- Opening Delimiter -

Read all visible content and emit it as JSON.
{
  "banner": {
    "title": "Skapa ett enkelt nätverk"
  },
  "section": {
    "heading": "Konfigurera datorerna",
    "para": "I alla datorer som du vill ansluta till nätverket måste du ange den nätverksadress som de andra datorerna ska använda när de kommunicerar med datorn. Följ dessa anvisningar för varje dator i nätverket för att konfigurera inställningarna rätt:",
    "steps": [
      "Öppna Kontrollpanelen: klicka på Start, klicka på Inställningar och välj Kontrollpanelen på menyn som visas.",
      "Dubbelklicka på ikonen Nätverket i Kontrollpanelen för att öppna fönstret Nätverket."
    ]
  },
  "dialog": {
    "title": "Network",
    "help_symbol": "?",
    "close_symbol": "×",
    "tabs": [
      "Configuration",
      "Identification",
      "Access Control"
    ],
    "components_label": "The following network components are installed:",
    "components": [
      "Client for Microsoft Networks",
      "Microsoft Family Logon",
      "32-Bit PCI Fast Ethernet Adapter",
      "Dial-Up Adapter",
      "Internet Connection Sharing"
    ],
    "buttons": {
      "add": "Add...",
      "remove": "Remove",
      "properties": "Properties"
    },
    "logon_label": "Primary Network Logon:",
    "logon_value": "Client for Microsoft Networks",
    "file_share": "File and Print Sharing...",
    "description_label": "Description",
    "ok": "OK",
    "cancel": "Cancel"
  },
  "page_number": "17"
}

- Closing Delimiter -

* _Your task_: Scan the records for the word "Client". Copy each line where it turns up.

* _Solution for this task_:
      "Client for Microsoft Networks",
    "logon_value": "Client for Microsoft Networks",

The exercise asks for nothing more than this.